CONCLUSION: Philippines Vehicle Registration Ruckus

CONCLUSION: Philippines Vehicle Registration Ruckus. My asawa and I were heading out to our local Land Transportation Office, LTO, in Guimaras. After being told by a local insurance agent that our truck registration had expired last March, we had to sort the matter out. After reviewing our paperwork from LTO, I was under the impression our Ford Ranger’s registration didn’t end until later this month.

Languishing at the Local LTO

There was a herd of tricycles parked in front of our local LTO. I had never darkened the hallway of the office before. Our truck registration was processed in Iloilo City where we purchased our vehicle almost three years ago.

As I stepped in I was greeted by a foreigner I didn’t immediately recognize. It was Kenny, our local Santa Claus. But he had shaved his beard and mustache and could have entered the Witness Protection Program without ever being detected by anyone possibly looking for him.

After chatting with “Santa,” I walked over to the customer assistance desk and stood in line. There was a large contingent of locals already seated next to the help desk but as soon as the person ahead of me stepped aside, I stepped up. I’m not known for being shy. Besides, I’m a senior which gives me first place in any line, though I don’t always invoke that perk.

Clarification on the Real Registration Deadline

I handed our LTO registration paperwork to the civil servant and advised her we were told our registration had already expired. After a quick check on her computer, the young woman advised me that our registration actually didn’t expire until this coming August, eight months from now.

Though I was extremely pleased with that news, the federal employee then informed me that we would have to go to Iloilo City’s main LTO Office to renew our registration.

At least the insurance agent we had spoken to earlier was correct about that information, but why on earth she thought our registration had already expired last March is beyond my mortal comprehension.

So we thanked the LTO agent and asked our American expat friend Kenny if he knew where we could buy insurance for our truck.

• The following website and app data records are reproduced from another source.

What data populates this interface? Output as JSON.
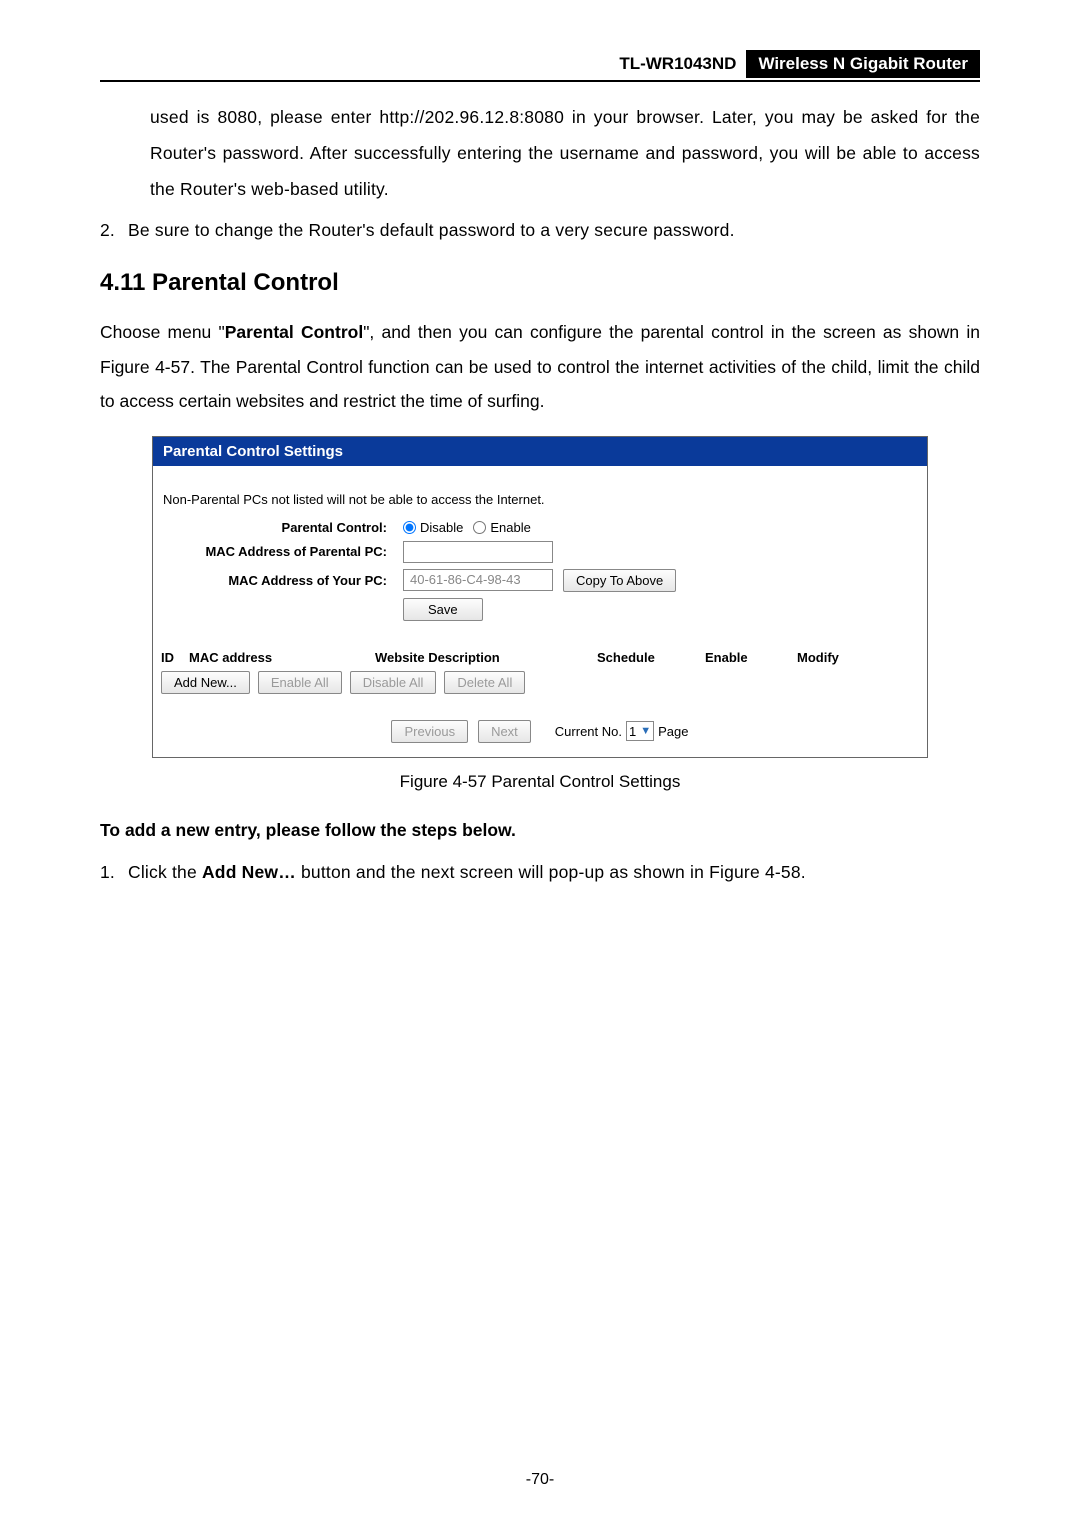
{
  "header": {
    "model": "TL-WR1043ND",
    "product": "Wireless N Gigabit Router"
  },
  "continued_para": "used is 8080, please enter http://202.96.12.8:8080 in your browser. Later, you may be asked for the Router's password. After successfully entering the username and password, you will be able to access the Router's web-based utility.",
  "note2_num": "2.",
  "note2_text": "Be sure to change the Router's default password to a very secure password.",
  "section_heading": "4.11  Parental Control",
  "intro_para_pre": "Choose menu \"",
  "intro_para_bold": "Parental Control",
  "intro_para_post": "\", and then you can configure the parental control in the screen as shown in Figure 4-57. The Parental Control function can be used to control the internet activities of the child, limit the child to access certain websites and restrict the time of surfing.",
  "screenshot": {
    "title": "Parental Control Settings",
    "note": "Non-Parental PCs not listed will not be able to access the Internet.",
    "labels": {
      "parental_control": "Parental Control:",
      "mac_parental": "MAC Address of Parental PC:",
      "mac_your": "MAC Address of Your PC:"
    },
    "radios": {
      "disable": "Disable",
      "enable": "Enable"
    },
    "mac_value": "40-61-86-C4-98-43",
    "buttons": {
      "copy": "Copy To Above",
      "save": "Save",
      "add_new": "Add New...",
      "enable_all": "Enable All",
      "disable_all": "Disable All",
      "delete_all": "Delete All",
      "previous": "Previous",
      "next": "Next"
    },
    "table_head": {
      "id": "ID",
      "mac": "MAC address",
      "desc": "Website Description",
      "schedule": "Schedule",
      "enable": "Enable",
      "modify": "Modify"
    },
    "pager": {
      "current_no": "Current No.",
      "value": "1",
      "page": "Page"
    }
  },
  "figure_caption": "Figure 4-57    Parental Control Settings",
  "subhead": "To add a new entry, please follow the steps below.",
  "step1_num": "1.",
  "step1_a": "Click the ",
  "step1_b": "Add New…",
  "step1_c": " button and the next screen will pop-up as shown in Figure 4-58.",
  "page_number": "-70-"
}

Our records showed our current vehicle insurance would expire in a couple of weeks. “Santa” informed us that there was an insurance office right behind the LTO facility. I thanked him and we were on our way.

Our New Insurance Policy

We were able to find the insurance office which was located behind the LTO building as our friend Kenny had said. The “office” was located outside a group of buildings alongside a row of eateries.

The insurance agent for the company typed out our new policy on an ancient rusty portable typewriter that was popular in the States about 30 years ago.

The cost for the new one year policy? Only 1,200 pesos a year. 24 US Dollars.

Now all we have to do is visit the main Land Transportation Office in Jaro, Iloilo. At the same time, I’ll renew my Philippine Driver’s License, which will now be valid for five years instead of three.

We’ll return to the local emissions testing center before we head over to Iloilo.

I’ll also take the opportunity to file my Annual Report with the local Immigration Office in Iloilo City which is in the process of moving to a new location. Philippines Vehicle Registration Ruckus. It’s finally over…for now.

About The Kano 1427 Articles
POST AUTHOR: "THE KANO" OVER 1400 POSTS PUBLISHED SINCE 2009. Dave DeWall, "The Kano", is the Publisher & Editor-in-Chief of "Philippines Plus". He is also the CEO of Lizard Poop Productions. Dave moved to the Philippines in July 2009 from Central Illinois with his lovely wife of over 17 years, "The Sainted Patient Wife"'. The couple is based in Guimaras. They have no children but are the proud owners of eight puppies, including a Belgian Shepherd called "Killer".